Ricardo Monlui Cabrera was director of the print publication El Político and owner of the elpolitico.com.mx web page. He was also president of the Córdoba and Region Journalists and Photojournalists Association.
The following is a translation of a 19 March 2017 article originally published on articulo19.org.
On the morning of Sunday, 19 March 2017, various media outlets published news of the assassination of journalist Ricardo Monlui Cabrera in the city of Yanga, Veracruz.
In an interview, Jorge Morales, executive secretary of the Veracruz state commission that deals with the protection of journalists (Comisión Estatal para la Atención y la Protección de los Periodistas, CEAPP), told ARTICLE 19 that the only information they had was that Monlui was having breakfast with family members in a restaurant in the city at the time of the attack. When he left the restaurant “individuals on a motorcycle shot him three times. The attack was directed at the journalist. None of his family members were injured.”
Monlui was director of the print publication El Político and owner of the elpolitico.com.mx web page. He was also president of the Córdoba and Region Journalists and Photojournalists Association. In addition, he wrote the Crisol column published by El Sol de Córdoba and a number of media outlets in Xalapa.
Israel Roldán, a freelance journalist and contributor to Animal Político, told ARTICLE 19 that Monlui covered a range of issues in his column, but often focused on topics relating to sugar cane production in the area. In fact, in addition to the previously mentioned roles, he was also press chief for the National Sugar Cane Producers Union, CNC.
Roldán, who is also the director of Polígrafo, verificación del Discurso Público, A.C., said that “when you put yourself out to direct associations (in the state) you are immediately subjected to discreet surveillance.”
In December 2010, Monlui’s son, Ricardo Monlui Ruiz, was the victim of a firearms attack in the municipality of Ixtaczoquitlán, an area neighbouring Córdoba.
Two journalists have been assassinated in less than a month in Mexico. Monlui Cabrera was murdered 17 days after the 2 March killing of Cecilio Pineda in Guerrero. The assassination of Pineda highlighted the failures of the Interior Ministry’s (Secretaría de Gobernación, Segob) Mechanism for Protection of Journalists.

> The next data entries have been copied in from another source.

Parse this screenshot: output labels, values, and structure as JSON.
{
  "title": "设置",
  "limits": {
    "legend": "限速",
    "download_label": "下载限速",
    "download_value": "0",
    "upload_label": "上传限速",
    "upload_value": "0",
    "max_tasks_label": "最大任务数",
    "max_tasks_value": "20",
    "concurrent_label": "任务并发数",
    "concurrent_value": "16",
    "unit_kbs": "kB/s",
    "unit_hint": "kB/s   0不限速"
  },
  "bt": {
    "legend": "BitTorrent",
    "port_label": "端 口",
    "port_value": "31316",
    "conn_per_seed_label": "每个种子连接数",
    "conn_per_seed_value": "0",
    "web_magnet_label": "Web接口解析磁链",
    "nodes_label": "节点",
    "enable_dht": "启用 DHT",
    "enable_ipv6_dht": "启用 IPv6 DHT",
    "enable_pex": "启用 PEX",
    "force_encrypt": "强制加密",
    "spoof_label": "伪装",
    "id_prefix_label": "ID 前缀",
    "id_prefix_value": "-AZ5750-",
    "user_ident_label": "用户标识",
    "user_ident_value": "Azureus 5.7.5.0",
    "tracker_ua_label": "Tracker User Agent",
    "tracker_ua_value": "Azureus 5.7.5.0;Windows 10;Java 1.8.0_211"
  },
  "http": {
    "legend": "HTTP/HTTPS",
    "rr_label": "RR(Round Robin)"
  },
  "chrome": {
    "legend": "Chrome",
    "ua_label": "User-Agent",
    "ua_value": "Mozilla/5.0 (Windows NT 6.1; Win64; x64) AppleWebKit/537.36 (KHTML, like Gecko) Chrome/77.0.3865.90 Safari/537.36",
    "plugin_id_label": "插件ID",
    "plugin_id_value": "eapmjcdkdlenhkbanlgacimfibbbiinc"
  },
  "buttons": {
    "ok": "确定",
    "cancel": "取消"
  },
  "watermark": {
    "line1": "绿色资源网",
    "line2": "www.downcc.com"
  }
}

Since 2000, ARTICLE 19 has documented 102 assassinations of journalists in Mexico, with possible links to their work. Of that total, 29 have taken place during President Enrique Peña Nieto’s time in office.

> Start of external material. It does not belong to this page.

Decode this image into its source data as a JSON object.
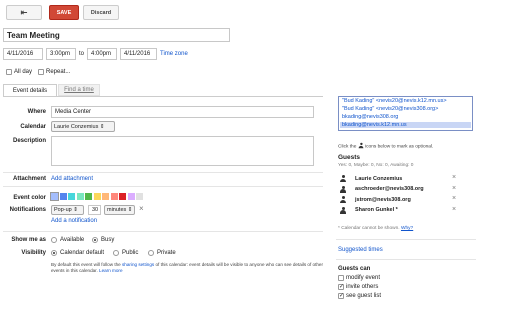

Veracruz is the most lethal state for the press, with 22 journalists assassinated since 2000. In this context, it is worth highlighting that the largest number of homicides (17) took place while former governor Javier Duarte was in power (from 1 December 2010 to 30 November 2016). Despite the change in government however, with Miguel Ángel Yunes currently in power, violence against the press has not diminished substantively.
As such, ARTICLE 19 calls on the Veracruz State Attorney General’s Office to carry out the preliminary investigation into the assassination of Ricardo Monlui Cabrera in a diligent, objective and impartial manner, taking his work as a journalist into account as a primary line of inquiry.
In addition, ARTICLE 19 calls on the Office of the Special Prosecutor for Crimes against Freedom of Expression (Fiscalía Especial para la Atención de los Delitos Cometidos contra la Libertad de Expresión, FEADLE), under the federal Attorney General’s Office (Procuraduría General de República, PGR), to immediately investigate the above incidents as part of its constitutional obligations, particularly in the state of Veracruz where an adverse environment for freedom of expression and journalism clearly exists. This atmosphere is further exacerbated by a lack of political will to protect journalists in the area.
Finally, ARTICLE 19 calls on Governor Miguel Ángel Yunes Linares to implement the necessary measures to ensure protection and promotion of the right to freedom of expression and information in the state, thus leading to preventive measures as well as investigations and punishment of all violations of rights recognized in the constitution and international treaties signed by Mexico.